Starshine said...

Wow! Thank you so much to all of you for your kind and thoughtful comments. I am encouraged and feel very blessed to have such incredible blog friends. Who knew a "virtual" community could give so much warmth and encouragement to me? *hugs* to you all!

Anonymous said...

I once was told that the rule of thumb about relationships ending is this: 1) if there is no possibility of change and 2) if you are no longer learning anything, then it's time to move on. I'm not saying moving on is easy, but at least when I apply this rule of thumb I feel like I'm covering all the bases. For what it's worth.

Love Bears All Things said...

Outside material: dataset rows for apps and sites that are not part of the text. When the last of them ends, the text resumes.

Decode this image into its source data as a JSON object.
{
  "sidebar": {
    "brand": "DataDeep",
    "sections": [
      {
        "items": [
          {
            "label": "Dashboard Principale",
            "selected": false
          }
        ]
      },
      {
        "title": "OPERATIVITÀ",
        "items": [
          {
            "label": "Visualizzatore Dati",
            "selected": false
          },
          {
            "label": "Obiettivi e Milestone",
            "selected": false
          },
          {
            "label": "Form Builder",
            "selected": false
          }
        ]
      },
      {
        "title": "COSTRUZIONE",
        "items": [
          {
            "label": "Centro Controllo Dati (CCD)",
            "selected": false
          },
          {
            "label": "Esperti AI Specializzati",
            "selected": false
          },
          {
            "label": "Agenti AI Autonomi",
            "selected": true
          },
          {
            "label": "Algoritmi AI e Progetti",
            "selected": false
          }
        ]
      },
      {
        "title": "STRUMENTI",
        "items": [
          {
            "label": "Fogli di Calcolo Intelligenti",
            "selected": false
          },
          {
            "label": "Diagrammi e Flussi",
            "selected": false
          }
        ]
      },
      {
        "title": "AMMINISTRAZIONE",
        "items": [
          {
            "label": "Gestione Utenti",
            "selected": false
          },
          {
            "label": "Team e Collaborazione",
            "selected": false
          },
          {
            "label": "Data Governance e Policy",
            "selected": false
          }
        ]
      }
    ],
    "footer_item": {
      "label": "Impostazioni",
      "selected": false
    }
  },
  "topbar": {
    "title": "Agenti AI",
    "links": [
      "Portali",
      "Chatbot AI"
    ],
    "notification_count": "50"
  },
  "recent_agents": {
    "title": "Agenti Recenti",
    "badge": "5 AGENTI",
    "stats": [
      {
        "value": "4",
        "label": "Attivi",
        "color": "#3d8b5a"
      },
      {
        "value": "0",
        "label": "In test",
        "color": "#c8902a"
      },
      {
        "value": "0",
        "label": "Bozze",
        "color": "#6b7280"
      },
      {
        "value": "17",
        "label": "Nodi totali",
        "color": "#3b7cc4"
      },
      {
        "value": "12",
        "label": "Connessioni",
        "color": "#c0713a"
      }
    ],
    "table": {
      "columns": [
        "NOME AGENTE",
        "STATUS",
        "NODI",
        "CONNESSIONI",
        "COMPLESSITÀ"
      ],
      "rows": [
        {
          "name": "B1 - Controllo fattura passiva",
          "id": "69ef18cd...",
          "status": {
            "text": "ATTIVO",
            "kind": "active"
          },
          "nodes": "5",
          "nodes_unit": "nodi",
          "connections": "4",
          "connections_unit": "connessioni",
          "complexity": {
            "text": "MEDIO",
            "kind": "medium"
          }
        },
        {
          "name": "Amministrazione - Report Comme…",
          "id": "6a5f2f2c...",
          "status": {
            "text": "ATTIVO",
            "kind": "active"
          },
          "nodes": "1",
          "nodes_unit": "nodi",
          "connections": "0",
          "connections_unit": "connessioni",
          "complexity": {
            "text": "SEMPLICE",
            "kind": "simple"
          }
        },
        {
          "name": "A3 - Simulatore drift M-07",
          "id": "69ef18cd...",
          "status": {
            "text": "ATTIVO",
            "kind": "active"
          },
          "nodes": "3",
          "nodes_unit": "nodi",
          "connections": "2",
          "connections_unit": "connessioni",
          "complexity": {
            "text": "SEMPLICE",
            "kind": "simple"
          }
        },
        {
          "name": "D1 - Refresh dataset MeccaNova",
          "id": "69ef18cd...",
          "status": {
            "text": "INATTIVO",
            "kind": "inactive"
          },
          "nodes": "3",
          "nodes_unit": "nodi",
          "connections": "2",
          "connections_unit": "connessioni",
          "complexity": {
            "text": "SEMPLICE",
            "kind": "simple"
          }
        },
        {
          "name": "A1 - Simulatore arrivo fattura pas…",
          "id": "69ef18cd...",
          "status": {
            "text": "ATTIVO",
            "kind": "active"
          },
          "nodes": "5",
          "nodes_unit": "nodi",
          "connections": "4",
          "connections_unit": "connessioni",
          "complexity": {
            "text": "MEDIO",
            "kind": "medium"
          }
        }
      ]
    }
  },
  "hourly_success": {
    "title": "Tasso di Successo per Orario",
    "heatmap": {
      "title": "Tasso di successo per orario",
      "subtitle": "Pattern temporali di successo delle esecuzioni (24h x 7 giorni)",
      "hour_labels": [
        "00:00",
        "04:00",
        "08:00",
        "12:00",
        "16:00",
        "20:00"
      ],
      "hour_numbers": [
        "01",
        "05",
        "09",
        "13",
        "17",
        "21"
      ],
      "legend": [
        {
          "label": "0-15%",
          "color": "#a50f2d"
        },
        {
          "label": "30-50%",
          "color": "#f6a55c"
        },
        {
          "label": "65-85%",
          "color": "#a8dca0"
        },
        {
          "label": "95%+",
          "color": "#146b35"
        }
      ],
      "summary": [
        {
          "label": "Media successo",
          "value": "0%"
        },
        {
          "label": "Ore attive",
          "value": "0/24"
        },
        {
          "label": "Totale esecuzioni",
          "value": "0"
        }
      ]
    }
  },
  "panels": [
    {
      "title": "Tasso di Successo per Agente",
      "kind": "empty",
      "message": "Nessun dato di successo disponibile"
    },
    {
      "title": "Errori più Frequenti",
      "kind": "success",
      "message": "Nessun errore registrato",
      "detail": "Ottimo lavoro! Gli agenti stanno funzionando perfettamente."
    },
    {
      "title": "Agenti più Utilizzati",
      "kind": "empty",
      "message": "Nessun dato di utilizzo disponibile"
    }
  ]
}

I agree with Ml. When I moved here,I had 3 friends that I saw weekly. I tried to keep it going but I was the only one making the effort. So I wrote them a letter. One said she thought we'd all moved on and had other interests. The other two said they'd try to meet me when I visited if their schedules permitted. I was hurt but what could I do. I know how you feel.

Buttercup said...

Oh Starshine... I'm sorry that you feel hurt by your friend's actions. It sounds confusing and disappointing. This will probably sound cliche, but try not to take your friend's behavior personally. I am 100% positive that her actions have to do with her and her alone, and have really nothing to do with you. All you can do is control your own actions, and try to be a good person, and you've obviously gone above and beyond to reach out to her. Maybe she's going through something that you have no idea about. I don't know. But, I think you should feel good about the fact that you reached out and that you gave it an honest shot. One day, maybe she'll come back, and at that point you can decide if you want to give it another shot, but for now it sounds like you have done everything you could.